In the mid-1990s, Evelyn Struthers lovingly cared for her husband while he lived with Parkinson's disease, and the experience inspired her to help others. She donated her time, and millions of dollars, to help the Methodist Hospital Parkinson's Center move to its own building and expand its services to become a nationwide model. After the move happened, she remained a devoted and hands-on volunteer at the Struthers Parkinson's Center.

"At age 85 she would be there in her little pink volunteer jacket with a nametag that said "Evie" feeding people lunch and wiping their mouths and leading them to their next activity," said Dr. Martha Nance, the center's medical director. "No one had any idea that this was the person for whom this building was named."

Struthers, of Minneapolis, died at 97 with her family at her bedside at Methodist Hospital on Oct. 29.

She was born in Dunn, N.C., graduated from the University of North Carolina, Greensboro, and taught physical education for several years in Evansville, Ind., where she met Alan Struthers. They married in 1940 and moved to Minneapolis, where they raised four children in a house in the Kenwood neighborhood where they lived for more than 34 years.

"She could get a lot of stuff done, and she knew how to run a household on a tight budget," said her son, Richard Struthers. "She was the grand matriarch of the family."

Like many women of her generation, Struthers stayed home to raise the kids, but was deeply involved in the community. She was a founding member of the HAGS (Housewives Amalgamated Growth Stocks) investment club, the "Bourbon Alley Garden Club" and was a longtime member of Plymouth Congregational Church. She loved to golf and belonged to the Interlachen Country Club, and was the longest-living member of the Woman's Club of Minneapolis. She played golf until age 90 and drove until age 92. Bridge was a passion, and she played in the days just before she died.

Throughout the last decades of her life, she was particularly proud of the work she'd done at the Struthers Parkinson's Center's CREATE program, which provides respite for caregivers, and she remained an active participant on the Center's Community Advisory Board until her death.

"She really leaves a lasting legacy that will help people with Parkinson's and their families for decades to come," said Nance. "We couldn't have done it without her financial support, but also her leadership."

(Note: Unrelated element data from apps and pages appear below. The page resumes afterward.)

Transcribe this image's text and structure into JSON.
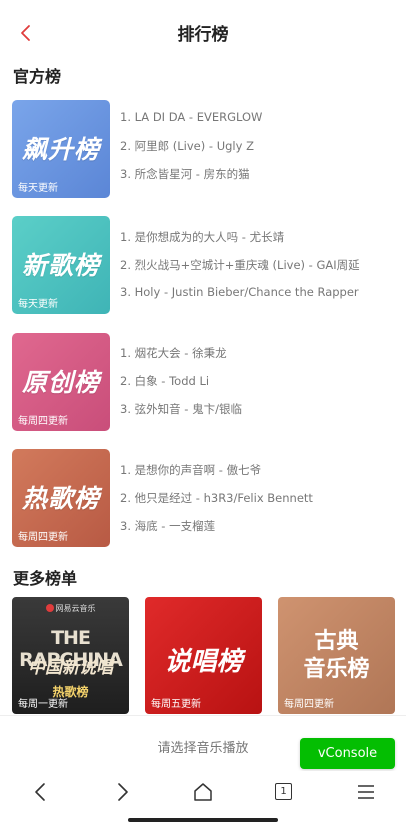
{
  "header": {
    "title": "排行榜",
    "back_icon": "chevron-left-icon",
    "accent": "#e03c3c"
  },
  "official": {
    "title": "官方榜",
    "boards": [
      {
        "art": "飙升榜",
        "frequency": "每天更新",
        "color": "#6a9ae0",
        "songs": [
          "1. LA DI DA - EVERGLOW",
          "2. 阿里郎 (Live) - Ugly Z",
          "3. 所念皆星河 - 房东的猫"
        ]
      },
      {
        "art": "新歌榜",
        "frequency": "每天更新",
        "color": "#4fc2c0",
        "songs": [
          "1. 是你想成为的大人吗 - 尤长靖",
          "2. 烈火战马+空城计+重庆魂 (Live) - GAI周延",
          "3. Holy - Justin Bieber/Chance the Rapper"
        ]
      },
      {
        "art": "原创榜",
        "frequency": "每周四更新",
        "color": "#d65c86",
        "songs": [
          "1. 烟花大会 - 徐秉龙",
          "2. 白象 - Todd Li",
          "3. 弦外知音 - 鬼卞/银临"
        ]
      },
      {
        "art": "热歌榜",
        "frequency": "每周四更新",
        "color": "#c96a4f",
        "songs": [
          "1. 是想你的声音啊 - 傲七爷",
          "2. 他只是经过 - h3R3/Felix Bennett",
          "3. 海底 - 一支榴莲"
        ]
      }
    ]
  },
  "more": {
    "title": "更多榜单",
    "cards": [
      {
        "brand": "网易云音乐",
        "logo": "THE RAPCHINA",
        "sub": "中国新说唱",
        "name": "热歌榜",
        "frequency": "每周一更新",
        "color": "#2a2a2a"
      },
      {
        "name": "说唱榜",
        "frequency": "每周五更新",
        "color": "#d11d1d"
      },
      {
        "name_line1": "古典",
        "name_line2": "音乐榜",
        "frequency": "每周四更新",
        "color": "#c08663"
      }
    ]
  },
  "bottom": {
    "hint": "请选择音乐播放",
    "vconsole": "vConsole"
  },
  "nav": {
    "tab_count": "1"
  }
}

Struthers said that while his mother was deeply committed to the Parkinson's Center, she never let that get in the way of her commitment to her family. For decades, every July she hosted a family gathering at Grand View Lodge in northern Minnesota, where she'd hold court in one of the cabins. There, she could catch up on the latest family happenings. There was always a bridge game going, and she relished the chance to teach the game to her grandchildren.

"One of her last wishes when in hospital was to make sure that Grand View Lodge would be paid for," Struthers said. "She wanted to make sure the family will have at least one more year together — family was most important in her life."

Evie Struthers is survived by her four children, Gale Madsen of Lancaster, Va., Janet Zakrajsheck of Mequon, Wis., Alan Struthers of Sea Girt, N.J., and Richard of Minneapolis, 10 grandchildren, 19 great-grandchildren and a brother, William "Tittle" Tart. She was preceded in death by husband, Alan. Services have been held.